I did get on yesterday afternoon, using JT-9 and had propagation into the US and Europe. My signal reports were not great, but were obviously sufficient for QSOs. I was hearing them much stronger (in most cases) than they were hearing me. I have GOT to get out this weekend and try to get my Cobwebb antenna put together and raised. Now that the weather is improved, I really don’t have any excuses. I guess it’ll REALLY upset me if it doesn’t perform better than my homebrew wire vertical!
I’ve been looking at the SARK-100 MINI-60 Antenna Analyzer and AM impressed. I have a MFJ-295 and it works fine, but a graphical analyzer (with BlueTooth now, as well as USB!) and functional PC and Android software is almost too good to pass up at the price point (~$140). If I keep on like this, I’ll eventually talk myself into springing for it. That’s how it usually winds up!
Yesterday evening, around 0200Z I flipped the rig on and tried answering a few JT CQs on 40, 30, and 20. No reply. Just couldn’t seem to conjure up an answer from anybody. I finally just gave up.
I wish I had looked at PSKREPORTER to see where I was being heard. Europe, Asia, North America, South America … pretty much all over the world. Had I known that, I would have cranked out a few CQs myself. I think I just gave up too soon. Live and learn!
Well, I’ve been somewhat of a slacker … my last sustained activity was in February. I just had an accumulation of things that couldn’t be put off any longer that took precedence. I’m still not out of the woods, but I can see the light at the end of the tunnel!
I have managed to get some JT activity the past couple of days. Yesterday, in particular, seemed to be pretty good propagation during the early afternoon, but I didn’t have the time to get much operating done. Ah, well … I can only hope!
The weather is decidedly more cooperative lately, so maybe I’ll have a chance to get the cobweb antenna up, and do some portable operations from the truck as well. I checked out my FT-817ND and the associated mobile and portable goodies the other evening, and I think I’m OK there.
I got a couple of QSL cards this week, too! That’s an unusual occurrence for me nowadays. Back in the “good old days,” it was NOT unusual to get a few cards every week. Of course, when I was rare DX, I used to get LOTS of cards every week. Times change.
Well, I’m about finished my lunch break at work, so let me get back to work. See you later …
I got a bit of SSB operating in during this weekend. The bands were not very good from my location. Noise levels were just high enough to be irritating, and I never did manage to work any stations other than 20 and 40 meters. Forty was the most prolific band, and I did manage to find quite a few stations among the squeals and heterodynes of the AM broadcast stations.
Sunday, I worked 20 and 40 again … but JT65 this time. There was a good mix of stations on, but primarily up and down the east coast and midwest.

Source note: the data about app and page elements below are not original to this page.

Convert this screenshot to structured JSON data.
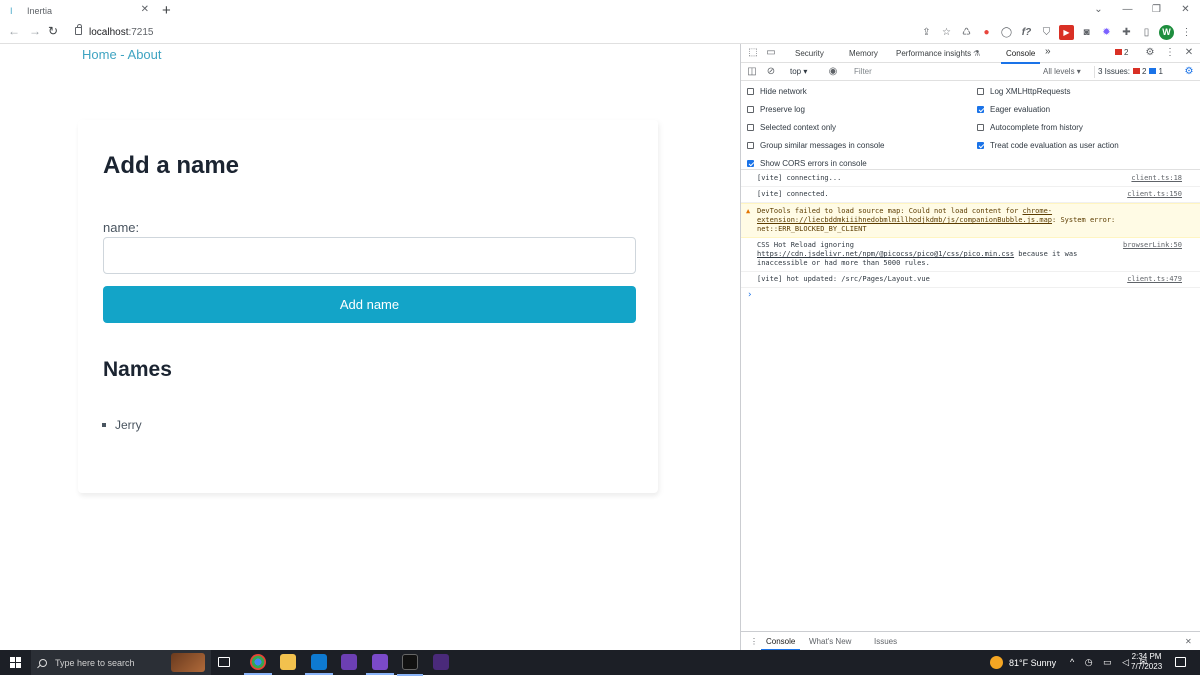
{
  "browser": {
    "tab_title": "Inertia",
    "tab_favicon": "I",
    "url_host": "localhost",
    "url_port": ":7215",
    "avatar_letter": "W"
  },
  "page": {
    "nav_home": "Home",
    "nav_sep": " - ",
    "nav_about": "About",
    "heading": "Add a name",
    "input_label": "name:",
    "input_value": "",
    "button_label": "Add name",
    "list_heading": "Names",
    "names": [
      "Jerry"
    ]
  },
  "devtools": {
    "tabs": [
      "Security",
      "Memory",
      "Performance insights",
      "Console"
    ],
    "active_tab": "Console",
    "error_count": "2",
    "context": "top",
    "filter_placeholder": "Filter",
    "levels": "All levels",
    "issues_label": "3 Issues:",
    "issues_errors": "2",
    "issues_info": "1",
    "options_left": [
      {
        "label": "Hide network",
        "checked": false
      },
      {
        "label": "Preserve log",
        "checked": false
      },
      {
        "label": "Selected context only",
        "checked": false
      },
      {
        "label": "Group similar messages in console",
        "checked": false
      },
      {
        "label": "Show CORS errors in console",
        "checked": true
      }
    ],
    "options_right": [
      {
        "label": "Log XMLHttpRequests",
        "checked": false
      },
      {
        "label": "Eager evaluation",
        "checked": true
      },
      {
        "label": "Autocomplete from history",
        "checked": false
      },
      {
        "label": "Treat code evaluation as user action",
        "checked": true
      }
    ],
    "console": {
      "line1": {
        "text": "[vite] connecting...",
        "src": "client.ts:18"
      },
      "line2": {
        "text": "[vite] connected.",
        "src": "client.ts:150"
      },
      "warn": {
        "pre": "DevTools failed to load source map: Could not load content for ",
        "link": "chrome-extension://liecbddmkiiihnedobmlmillhodjkdmb/js/companionBubble.js.map",
        "post": ": System error: net::ERR_BLOCKED_BY_CLIENT"
      },
      "line4": {
        "pre": "CSS Hot Reload ignoring ",
        "link": "https://cdn.jsdelivr.net/npm/@picocss/pico@1/css/pico.min.css",
        "post": " because it was inaccessible or had more than 5000 rules.",
        "src": "browserLink:50"
      },
      "line5": {
        "text": "[vite] hot updated: /src/Pages/Layout.vue",
        "src": "client.ts:479"
      }
    },
    "drawer_tabs": [
      "Console",
      "What's New",
      "Issues"
    ]
  },
  "taskbar": {
    "search_placeholder": "Type here to search",
    "weather": "81°F  Sunny",
    "time": "2:34 PM",
    "date": "7/7/2023"
  },
  "colors": {
    "link": "#3fa4c2",
    "button": "#13a4c8",
    "devtools_accent": "#1a73e8"
  }
}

I worked them until the band petered out and then switched off the rig.
All in all, it was a good weekend, and I had a lot of fun. I was glad to have an “indoor” hobby, since the weekend was damp and dreary. Hey, it was better than the foot of snow we had a couple of weeks ago! Ah, well … spring is just around the corner.